PostgreSQL supports SKIP LOCKED since version 9.5: With SKIP LOCKED, any selected rows that cannot be immediately locked are skipped. Skipping locked rows provides an inconsistent view of the data, so this is not suitable for general purpose work, but can be used to avoid lock contention with multiple consumers accessing a queue-like table.
I think The Stig turned out to be Perry McCarthy and Ben Collins. Like the mysterious Stig, there are amazing well-credentialed unseen performers behind the success of database systems.
Followup Quarter-mile Drag-racing
Quick responses to article replies from the Koutanov
Building even simple DB-backed messaging systems involves a lot more incidental complexity than meets the eye; It also involves a lot more engineering skill that isn’t easily commoditised. I can clearly see that your knowledge of certain database products is higher than an average engineer, which is a case in point.
Perhaps, but I’m thinking hypothetically here: in all cases good tooling solves all skills gaps, and levels the starting grid.
Your knowledge of Brewer’s CAP theorem already puts you into the 95th percentile.
I learned about that from CockroachDB. Now there’s a NewSQL database system with torque.
a particular client…built a queue on top of MySQL…They are a listed company now….The developers kept trying to optimise their home-grown queue…
Not a terrible problem to have. I suggest that the opposite is worse. A startup that gold plates: building a 100% event-driven software system with microservices, and layers of microservice abstractions — is highly likely to fail.
To justify overengineering, people readily exaggerate the difficulty to change software in the future. It’s essential to start simple, then measure and improve.
As he says “They are a listed company now”, they have more than enough resources to optimise for performance and scalability, as they scale.
It would be interesting to get the full details about their conundrum — I love old classics.

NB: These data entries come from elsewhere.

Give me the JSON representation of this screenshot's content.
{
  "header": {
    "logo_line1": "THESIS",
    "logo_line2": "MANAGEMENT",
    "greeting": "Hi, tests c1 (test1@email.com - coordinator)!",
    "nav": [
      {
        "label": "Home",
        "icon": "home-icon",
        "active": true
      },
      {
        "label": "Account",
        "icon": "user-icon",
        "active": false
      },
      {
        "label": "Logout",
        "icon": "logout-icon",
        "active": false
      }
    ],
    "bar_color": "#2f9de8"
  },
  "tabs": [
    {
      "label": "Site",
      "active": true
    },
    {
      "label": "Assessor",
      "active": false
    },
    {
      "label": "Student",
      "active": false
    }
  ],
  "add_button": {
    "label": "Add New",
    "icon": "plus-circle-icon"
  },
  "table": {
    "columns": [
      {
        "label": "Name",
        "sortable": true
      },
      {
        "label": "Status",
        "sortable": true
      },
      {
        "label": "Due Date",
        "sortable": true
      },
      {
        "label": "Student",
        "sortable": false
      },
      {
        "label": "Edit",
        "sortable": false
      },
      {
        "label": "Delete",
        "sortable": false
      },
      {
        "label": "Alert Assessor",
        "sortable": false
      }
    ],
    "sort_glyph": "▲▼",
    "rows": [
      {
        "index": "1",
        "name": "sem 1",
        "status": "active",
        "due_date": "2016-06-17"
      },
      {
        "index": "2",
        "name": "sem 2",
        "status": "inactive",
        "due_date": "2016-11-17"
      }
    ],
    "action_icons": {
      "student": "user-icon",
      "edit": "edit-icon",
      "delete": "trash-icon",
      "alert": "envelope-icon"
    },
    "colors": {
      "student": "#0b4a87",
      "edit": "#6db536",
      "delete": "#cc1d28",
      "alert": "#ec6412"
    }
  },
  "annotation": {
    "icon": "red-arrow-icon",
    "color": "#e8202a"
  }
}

unless the alternative is genuinely significantly simpler/cheaper/quicker and offers a faster time to market or some other material competitive advantage. I don’t believe that implementing and maintaining a messaging platform inside a DBMS is easier or more cost-effective than spinning up a dedicated message broker.
I tend to agree. But I don’t think either extreme is universal, the answer lies somewhere in the middle. Sometimes turbo lag isn’t a big problem.